┌──

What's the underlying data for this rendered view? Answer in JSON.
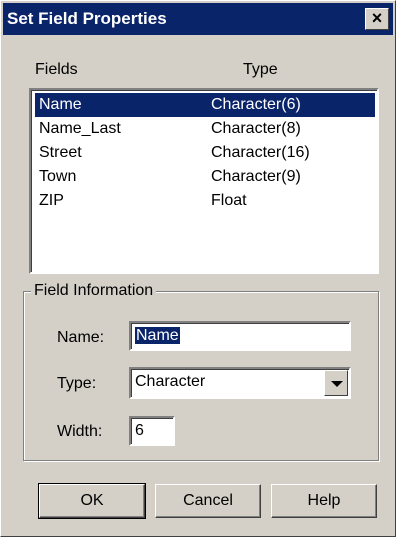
{
  "window": {
    "title": "Set Field Properties",
    "close_glyph": "×"
  },
  "list": {
    "headers": {
      "fields": "Fields",
      "type": "Type"
    },
    "rows": [
      {
        "field": "Name",
        "type": "Character(6)",
        "selected": true
      },
      {
        "field": "Name_Last",
        "type": "Character(8)",
        "selected": false
      },
      {
        "field": "Street",
        "type": "Character(16)",
        "selected": false
      },
      {
        "field": "Town",
        "type": "Character(9)",
        "selected": false
      },
      {
        "field": "ZIP",
        "type": "Float",
        "selected": false
      }
    ]
  },
  "field_info": {
    "legend": "Field Information",
    "name_label": "Name:",
    "name_value": "Name",
    "type_label": "Type:",
    "type_value": "Character",
    "width_label": "Width:",
    "width_value": "6"
  },
  "buttons": {
    "ok": "OK",
    "cancel": "Cancel",
    "help": "Help"
  },
  "icons": {
    "close": "close-icon",
    "dropdown": "chevron-down-icon"
  },
  "colors": {
    "titlebar": "#0a246a",
    "selection": "#0a246a",
    "face": "#d4d0c8"
  }
}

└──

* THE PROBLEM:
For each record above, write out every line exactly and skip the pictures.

* RESPONSE BOX:
What's the underlying data for this rendered view? Answer in JSON.
{
  "window": {
    "title": "Set Field Properties",
    "close_glyph": "×"
  },
  "list": {
    "headers": {
      "fields": "Fields",
      "type": "Type"
    },
    "rows": [
      {
        "field": "Name",
        "type": "Character(6)",
        "selected": true
      },
      {
        "field": "Name_Last",
        "type": "Character(8)",
        "selected": false
      },
      {
        "field": "Street",
        "type": "Character(16)",
        "selected": false
      },
      {
        "field": "Town",
        "type": "Character(9)",
        "selected": false
      },
      {
        "field": "ZIP",
        "type": "Float",
        "selected": false
      }
    ]
  },
  "field_info": {
    "legend": "Field Information",
    "name_label": "Name:",
    "name_value": "Name",
    "type_label": "Type:",
    "type_value": "Character",
    "width_label": "Width:",
    "width_value": "6"
  },
  "buttons": {
    "ok": "OK",
    "cancel": "Cancel",
    "help": "Help"
  },
  "icons": {
    "close": "close-icon",
    "dropdown": "chevron-down-icon"
  },
  "colors": {
    "titlebar": "#0a246a",
    "selection": "#0a246a",
    "face": "#d4d0c8"
  }
}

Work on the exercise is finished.